Birds today are one of the most successful groups of animals with 10,000 species. In terms of biodiversity and conservation of these species, we need to know why they are so successful.
Fossilised amber is like a time capsule, a snapshot into a world millions of years old, and ancient creatures discovered in this amber give us fascinating insights into the past.
The amber deposits of north-east Myanmar (Burma) have become famous for thousands of fossils that preserve an astonishing array of plants, insects, spiders, scorpions and lizards from the Cretaceous period that were unfortunate enough to become trapped in the sticky sap of ancient trees – sap which over millions of years becomes amber. Rarely, collectors have found isolated feathers, and even more rarely parts of ancient birds.
Unlike the even more famous fossil birds from the Jehol Group of north-east China that are preserved only as imprints in stone, these Burmese fossils are three-dimensional, the first ever discovery of not only the bony skeleton of the wing, but also the feathers in their original arrangement and even the underlying skin.
The two wing fragments from two juveniles of the earliest types of birds are each only around one centimetre long, but following CT scanning the bones are clearly visible. Attached to the back of the ulna and metacarpals – the bones that would in a human be the forearm and fingers – are nine primary and five secondary flight feathers, evenly spaced, and in their original positions. These feathers are asymmetrical, with a vane (the feather’s body) of unequal size to either side of the quill, the feather’s central shaft. This asymmetry is usually interpreted as evidence that the feathers were used in flight.

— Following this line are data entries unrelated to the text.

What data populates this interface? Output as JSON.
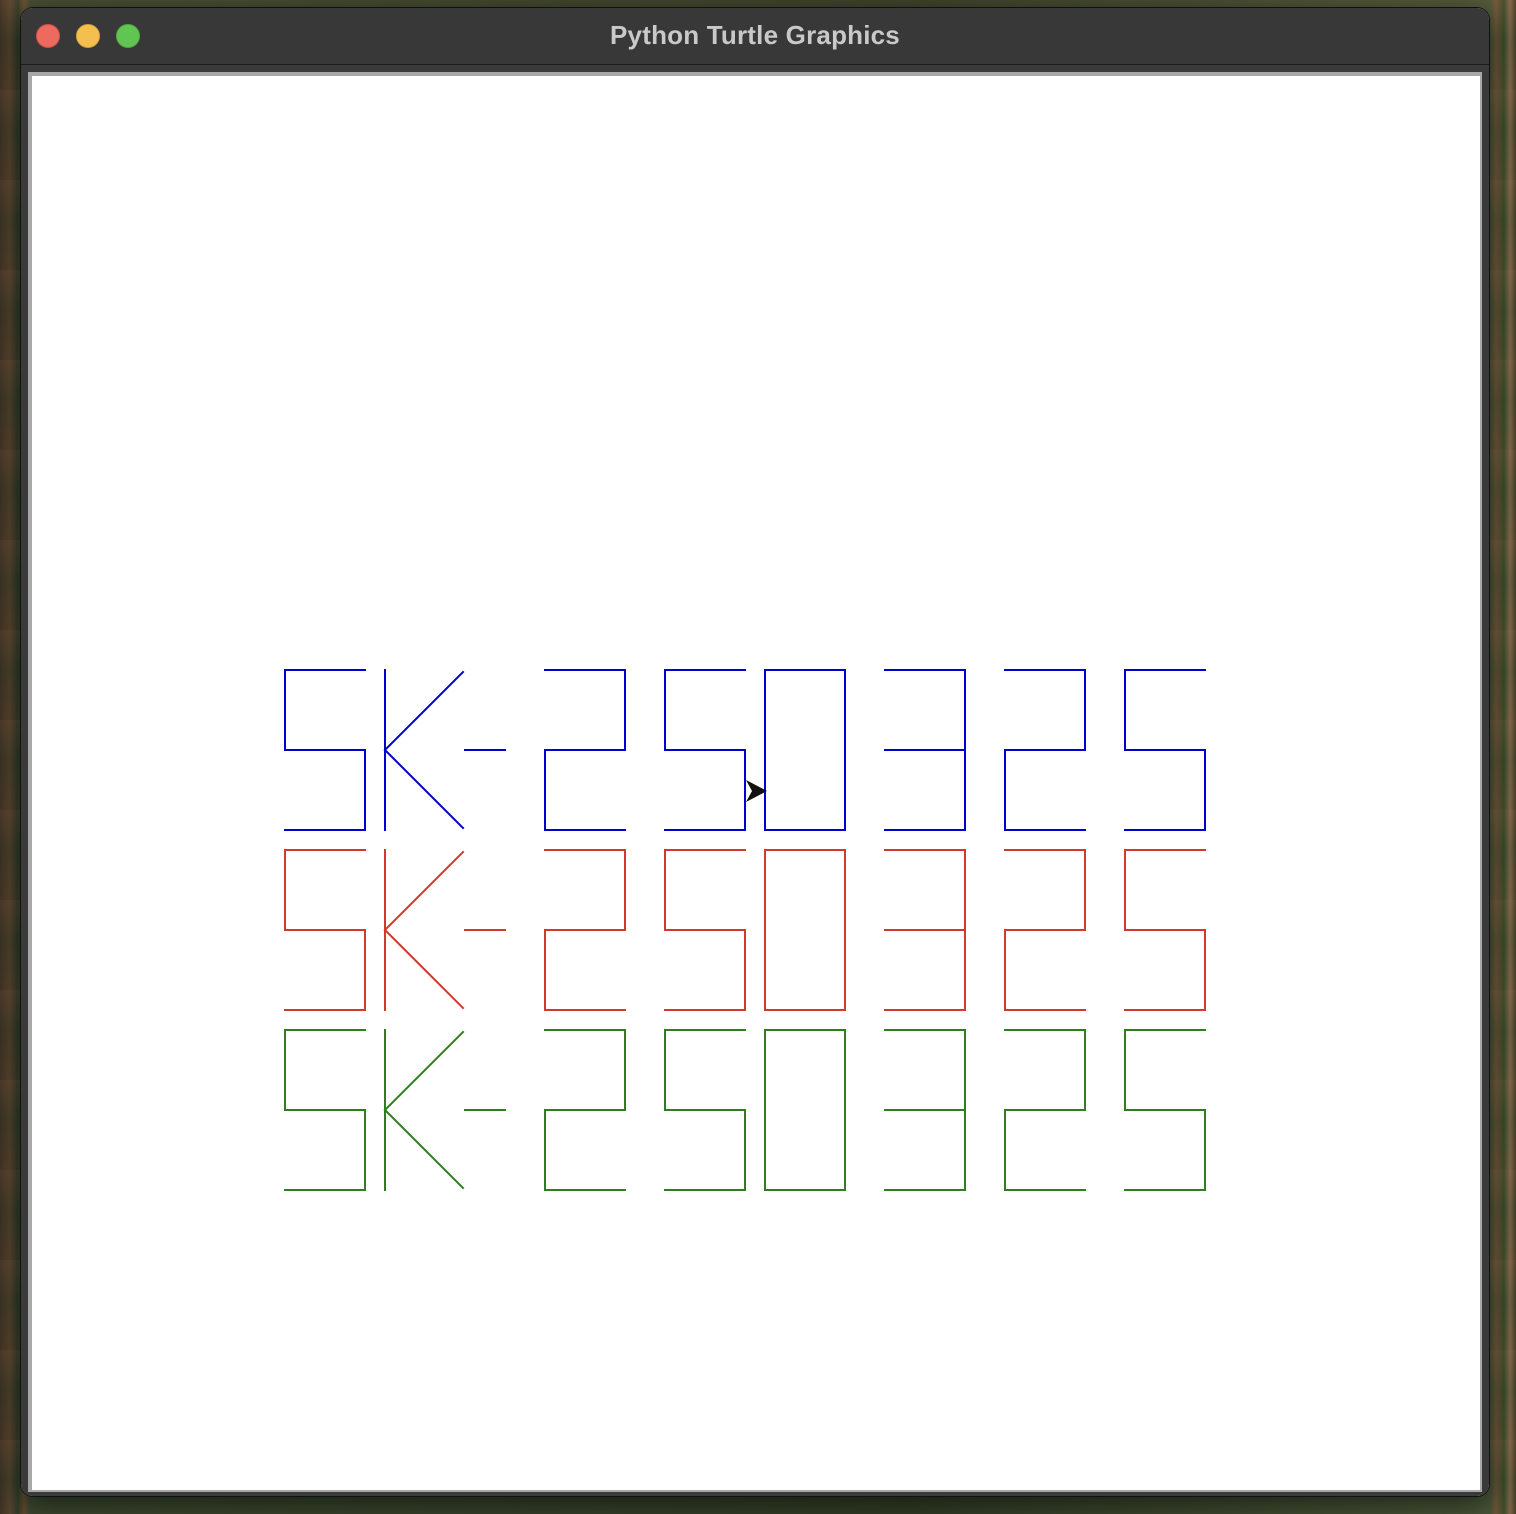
{
  "window": {
    "title": "Python Turtle Graphics"
  },
  "canvas": {
    "background": "#ffffff",
    "rows": [
      {
        "text": "SK-250325",
        "color": "#0000cc"
      },
      {
        "text": "SK-250325",
        "color": "#d03a2a"
      },
      {
        "text": "SK-250325",
        "color": "#2e7d1e"
      }
    ],
    "turtle": {
      "shape": "arrow-cursor-icon",
      "color": "#111111",
      "heading": "east"
    }
  }
}
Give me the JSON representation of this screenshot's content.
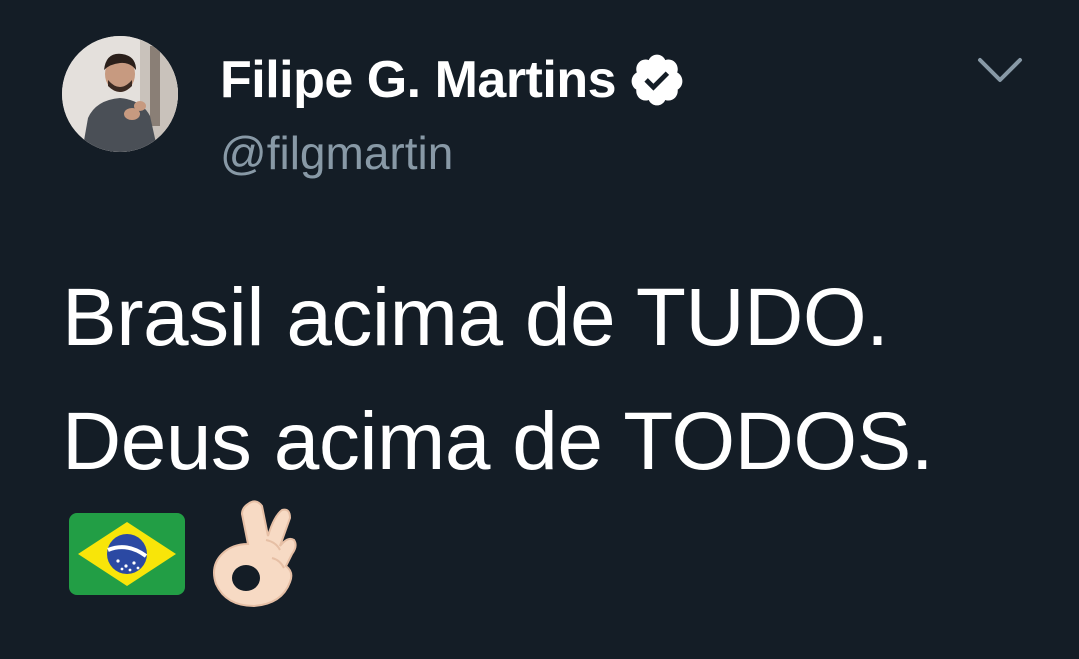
{
  "tweet": {
    "author": {
      "display_name": "Filipe G. Martins",
      "handle": "@filgmartin",
      "verified_icon": "verified-badge-icon",
      "avatar_icon": "avatar-photo"
    },
    "menu_icon": "chevron-down-icon",
    "text_lines": [
      "Brasil acima de TUDO.",
      "Deus acima de TODOS."
    ],
    "emojis": [
      "brazil-flag-emoji",
      "ok-hand-emoji"
    ]
  },
  "colors": {
    "background": "#141d26",
    "text_primary": "#ffffff",
    "text_secondary": "#8899a6",
    "flag_green": "#229e45",
    "flag_yellow": "#f8e509",
    "flag_blue": "#2b49a3",
    "skin_tone": "#f7dac4"
  }
}
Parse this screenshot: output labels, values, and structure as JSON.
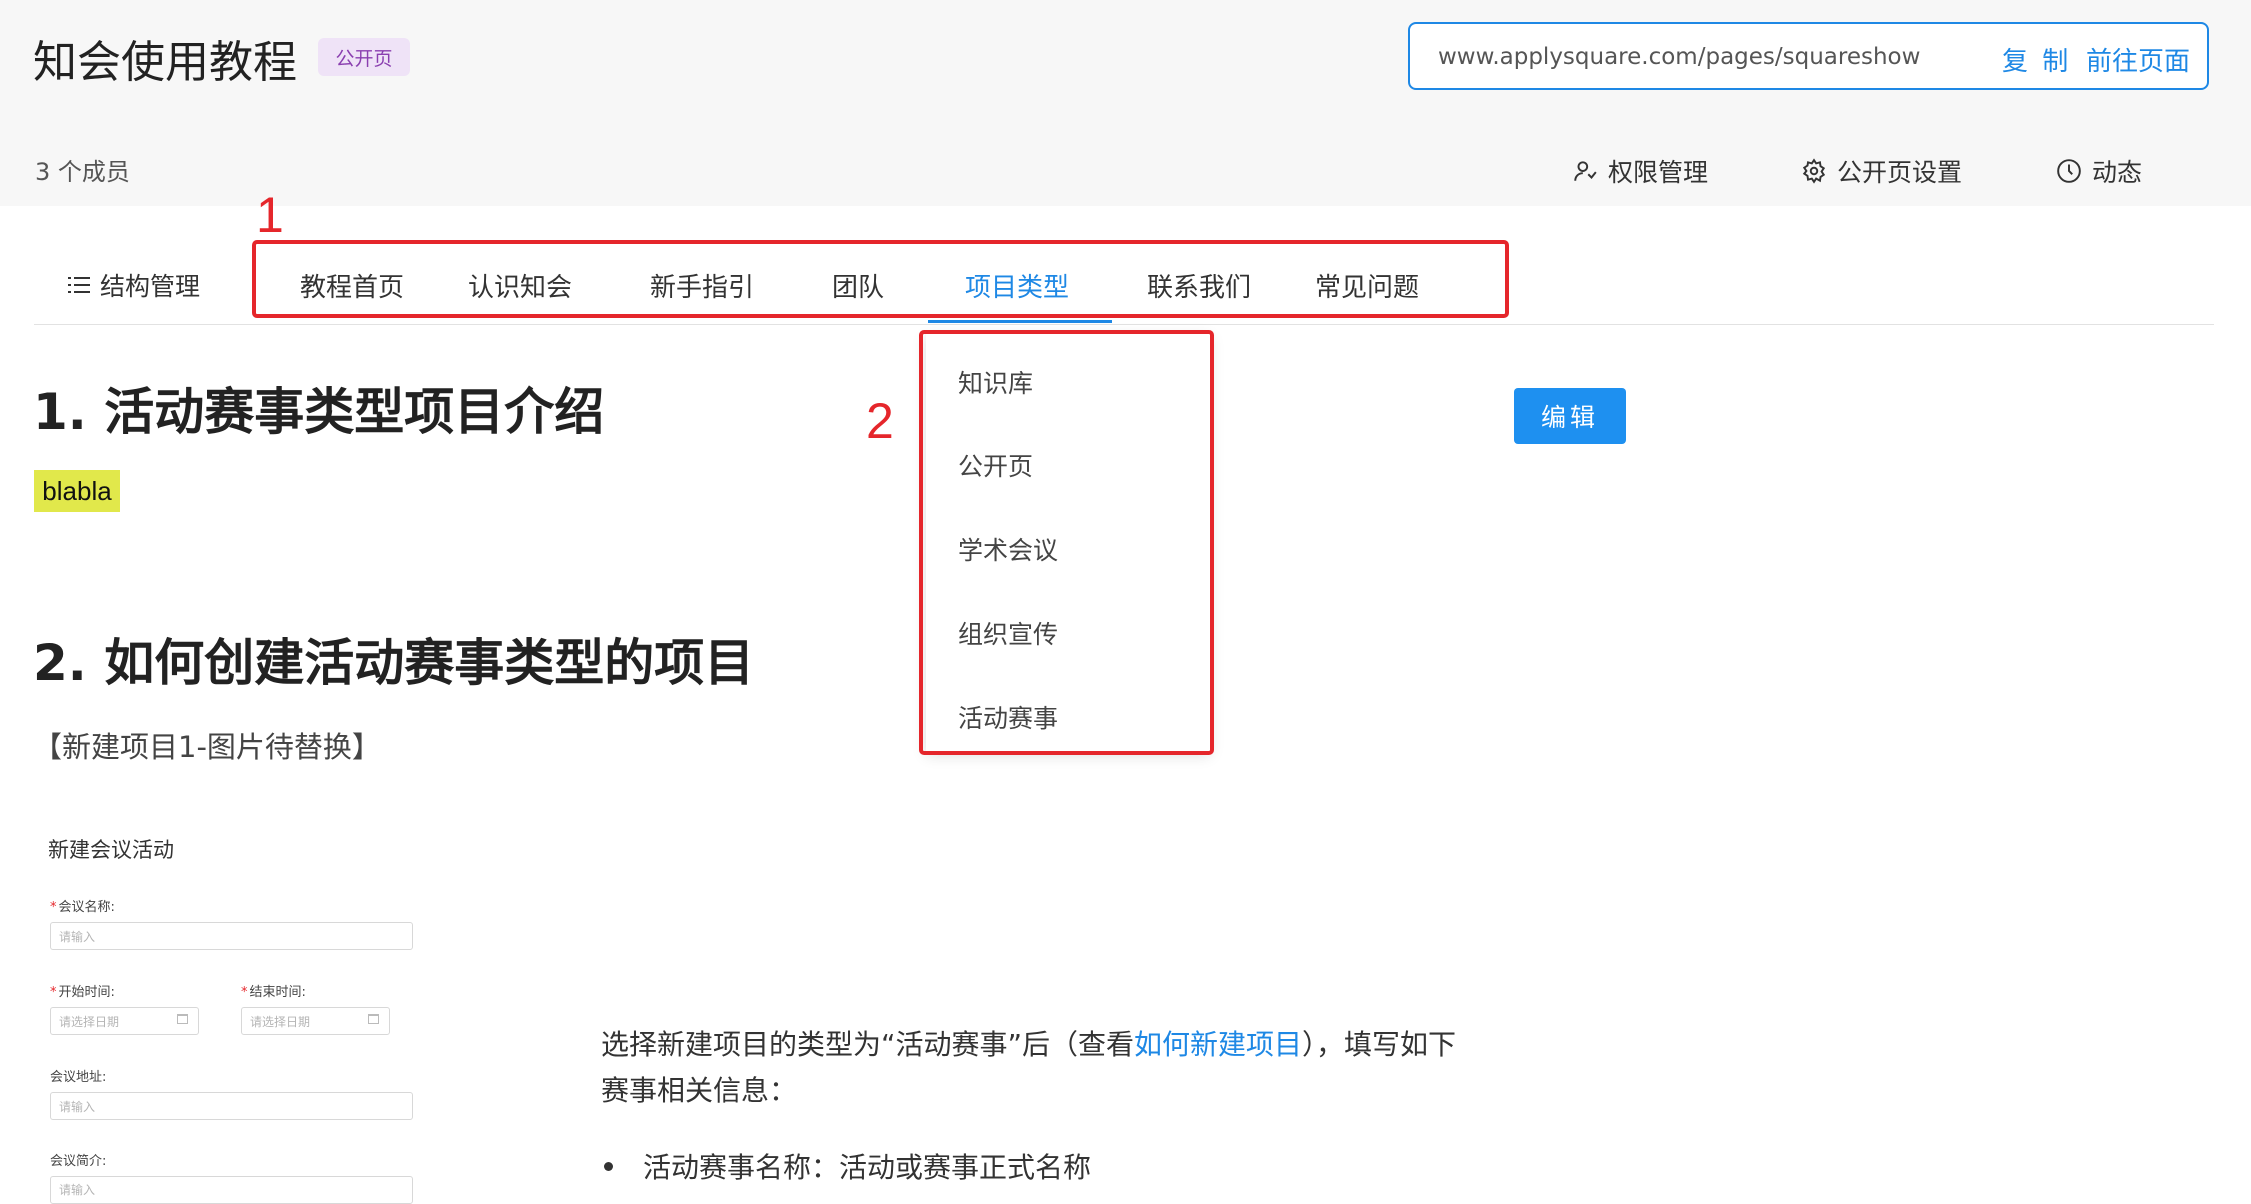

Just as with feathers from modern birds, when examined in detail the feathers reveal barbs – the ridged formations on a bird’s feathers – and barbules – tiny hooks on the barbs – that allow the separate feathers to ‘zip’ closely together to form a continuous flight surface so the bird can fly. It also enables ruffled feathers to be preened and smoothed back into shape. There are even visible traces of plumage colour – light and dark patches – but it’s impossible to explore the chemistry and potential original colours while the feathers are entirely encased in amber.
The anatomy of the bones shows that both specimens belong to enantiornithines, a group of birds that dominated the skies in the Cretaceous period, but died out during the same great mass extinction that killed off the dinosaurs 66m years ago. These are early birds, so they still had three fully-formed fingers with claws, like their dinosaurian ancestors, that could grasp branches in order to climb trees. In comparison, modern birds retain the three fingers, but they cannot grasp and have lost the claws.
The specimens also tell us something of the moment these birds met their fate: small scratch marks visible in the amber suggest one of the little birds was scrabbling to free itself. The fact that only one wing is preserved in each case perhaps tells us something too: we can assume these tiny birds, each with stumpy wings that are little larger than a man’s thumbnail, were clambering about on tree branches perhaps in search of insects or fruit to eat. They blundered into the tree sap and their feathers became entangled. The more they struggled, the more their feathers became stuck, and as the amber hardened they could not escape. The rest of their bodies decayed and fell away, leaving just two pristine little wings preserved forever.
Apart from this vivid vignette of life and death 99m years ago, these wings offer the hope of more such discoveries. When the Jehol birds were found in China in the 1990s, they revolutionised our understanding of the early history of birds. The chance of finding feathers and soft tissues from these times means palaeontologists can flesh out more details in their understanding of the earliest birds. This is important: birds today are one of the most successful groups of animals with 10,000 species. In terms of biodiversity and conservation of these species, we need to know why they are so successful.
Michael Benton is Professor of Vertebrate Palaeontology, University of Bristol.
This article was originally published on The Conversation.